These players frequently struggling with either the rules, setting, or roleplay in general. They enjoy being involved and spending time with their friends. Sometimes, they are just uninterested in the game, but want to hang out with everyone. Everyone falls into this category at times. There are nights when you are too tired or burnt out to really engage plot. It is not always a bad thing. Taking a step back and allowing everyone else to shine can be refreshing for yourself and healthy for the game.
Engaging Undriven characters can be difficult, but the first step is education. When a player looks excluded, pay attention to them. If it is because they do not understand what is going on or how the rules work, then either you, or a designated helper, can sit down with them and teach them the basics. Knowing the setting and rules will get them to the point where they know how they can interact, however, learning to effectively roleplay helps even more. I like to attach them to a divisive character or NPC in game. It gives them a goal and something to do. By throwing them in the deep end, they get to become immediately involved. If they still seek to stay on the periphery, give them space. Some players are satisfied with just being at game.

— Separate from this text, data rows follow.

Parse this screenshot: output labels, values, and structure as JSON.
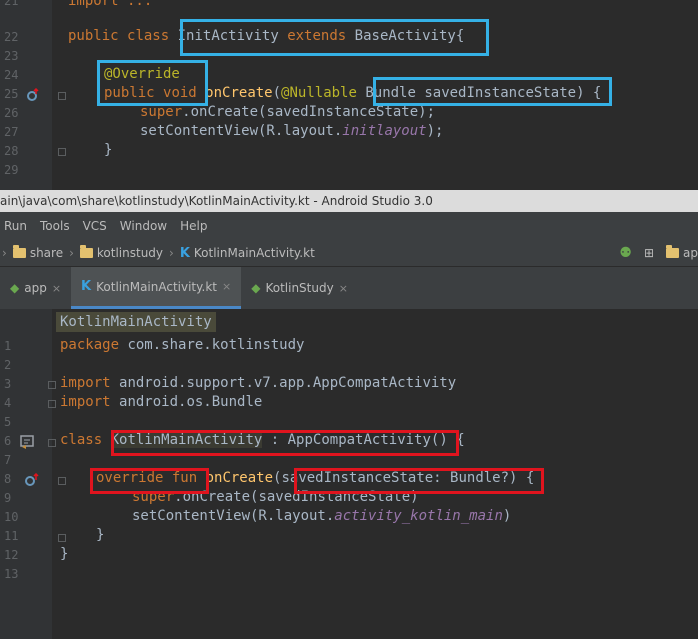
{
  "java_editor": {
    "line_numbers": [
      "21",
      "22",
      "23",
      "24",
      "25",
      "26",
      "27",
      "28",
      "29"
    ],
    "line21": "import ...",
    "line22_public": "public",
    "line22_class": "class",
    "line22_name": "InitActivity",
    "line22_extends": "extends",
    "line22_base": "BaseActivity",
    "line22_brace": "{",
    "line24_override": "@Override",
    "line25_public": "public",
    "line25_void": "void",
    "line25_method": "onCreate",
    "line25_paren": "(",
    "line25_nullable": "@Nullable",
    "line25_param": "Bundle savedInstanceState",
    "line25_end": ") {",
    "line26_super": "super",
    "line26_rest": ".onCreate(savedInstanceState);",
    "line27_call": "setContentView(R.layout.",
    "line27_layout": "initlayout",
    "line27_end": ");",
    "line28": "}"
  },
  "window": {
    "title": "ain\\java\\com\\share\\kotlinstudy\\KotlinMainActivity.kt - Android Studio 3.0"
  },
  "menu": {
    "items": [
      "Run",
      "Tools",
      "VCS",
      "Window",
      "Help"
    ]
  },
  "breadcrumb": {
    "items": [
      "share",
      "kotlinstudy",
      "KotlinMainActivity.kt"
    ],
    "right_label": "ap"
  },
  "tabs": [
    {
      "label": "app"
    },
    {
      "label": "KotlinMainActivity.kt"
    },
    {
      "label": "KotlinStudy"
    }
  ],
  "kotlin_editor": {
    "class_label": "KotlinMainActivity",
    "line_numbers": [
      "1",
      "2",
      "3",
      "4",
      "5",
      "6",
      "7",
      "8",
      "9",
      "10",
      "11",
      "12",
      "13"
    ],
    "line1_package": "package",
    "line1_name": "com.share.kotlinstudy",
    "line3_import": "import",
    "line3_name": "android.support.v7.app.AppCompatActivity",
    "line4_import": "import",
    "line4_name": "android.os.Bundle",
    "line6_class": "class",
    "line6_name": "KotlinMainActivity",
    "line6_colon": ":",
    "line6_parent": "AppCompatActivity",
    "line6_end": "() {",
    "line8_override": "override fun",
    "line8_method": "onCreate",
    "line8_paren": "(",
    "line8_param": "savedInstanceState: Bundle?",
    "line8_end": ") {",
    "line9_super": "super",
    "line9_rest": ".onCreate(savedInstanceState)",
    "line10_call": "setContentView(R.layout.",
    "line10_layout": "activity_kotlin_main",
    "line10_end": ")",
    "line11": "}",
    "line12": "}"
  },
  "colors": {
    "highlight_blue": "#35b1e6",
    "highlight_red": "#e0141e",
    "keyword": "#cc7832",
    "annotation": "#bbb529",
    "function": "#ffc66d"
  }
}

Storytellers can address all of these player types by running an inclusive game. Inclusive games are founded with the idea that every player deserves a moment to shine and to have a chance to be part of the story. When writing plots, the staff should create situations that have a theme and purpose that fits within the genre of their game and engages characters driven by different motivations. These plots should require a variety of skills to complete or to understand them, and they should encourage players to recruit outside of their cliques for help.
Players are more important than game, characters are more important than plot. Drive everything around creating an experience for your players. This does not mean that you hold back from negative consequences or death, just that you ensure they are meaningful. “Meaning” is the greatest thing you can give to a player’s actions. If you give their failure or death a cool story, they will remember it forever.
Also, do not be afraid of a little boredom or breathing space. This gives players time to relax and characters time to reflect and plot their next move.
Player action and character agency is difficult to deal with at times, but your plot is not as important as player fun. If the plot is not working or if the players have a better plan, let it go. Allow the fun solution to work if it makes sense and fits into the game you are playing. Be willing to script or storyboard scenes that have gotten bogged down or are uninteresting. If a mass combat has reached the point where it is just a series of challenges and it is not accomplishing your goal, then script the rest of it. Players will accept consequences for victory, if they feel that is fits with what is happening.
Ultimately, the way to reach every player in your game is to be interested in them. Give everyone, individually, a moment in the spotlight. Take the time to get to know them and to learn why they come to game. Watch yourself when you are writing stories and running NPCs so that you do not get too caught up playing to the front – those players deserve attention, they drive your plots and are usually the social leadership of your game. However, do not forget the back. Those players are at game to enjoy themselves too. Be interested in the characters in your game and seek to integrate everyone into the larger story.
Cam/Anarch/IA Organizational Storyteller